- WHAT YOU SHOULD DO -
Return the records below character for character.

---------- RECORDS FOR THE TASK ----------

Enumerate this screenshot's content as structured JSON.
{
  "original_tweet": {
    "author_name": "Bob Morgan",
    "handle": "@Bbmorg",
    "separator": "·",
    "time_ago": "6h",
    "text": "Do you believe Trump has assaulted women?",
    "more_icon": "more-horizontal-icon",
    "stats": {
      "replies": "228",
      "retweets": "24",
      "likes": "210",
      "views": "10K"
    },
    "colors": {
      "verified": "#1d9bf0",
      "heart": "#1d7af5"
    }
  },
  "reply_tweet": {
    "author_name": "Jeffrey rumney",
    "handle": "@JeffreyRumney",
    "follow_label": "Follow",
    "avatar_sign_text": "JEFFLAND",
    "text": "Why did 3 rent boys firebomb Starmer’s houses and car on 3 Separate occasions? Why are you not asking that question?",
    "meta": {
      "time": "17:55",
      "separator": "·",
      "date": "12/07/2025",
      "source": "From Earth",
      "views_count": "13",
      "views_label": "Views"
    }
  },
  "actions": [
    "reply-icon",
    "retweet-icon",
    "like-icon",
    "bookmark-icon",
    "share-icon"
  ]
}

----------

- SOLUTION TO THIS EXERCISE -
Enumerate this screenshot's content as structured JSON.
{
  "original_tweet": {
    "author_name": "Bob Morgan",
    "handle": "@Bbmorg",
    "separator": "·",
    "time_ago": "6h",
    "text": "Do you believe Trump has assaulted women?",
    "more_icon": "more-horizontal-icon",
    "stats": {
      "replies": "228",
      "retweets": "24",
      "likes": "210",
      "views": "10K"
    },
    "colors": {
      "verified": "#1d9bf0",
      "heart": "#1d7af5"
    }
  },
  "reply_tweet": {
    "author_name": "Jeffrey rumney",
    "handle": "@JeffreyRumney",
    "follow_label": "Follow",
    "avatar_sign_text": "JEFFLAND",
    "text": "Why did 3 rent boys firebomb Starmer’s houses and car on 3 Separate occasions? Why are you not asking that question?",
    "meta": {
      "time": "17:55",
      "separator": "·",
      "date": "12/07/2025",
      "source": "From Earth",
      "views_count": "13",
      "views_label": "Views"
    }
  },
  "actions": [
    "reply-icon",
    "retweet-icon",
    "like-icon",
    "bookmark-icon",
    "share-icon"
  ]
}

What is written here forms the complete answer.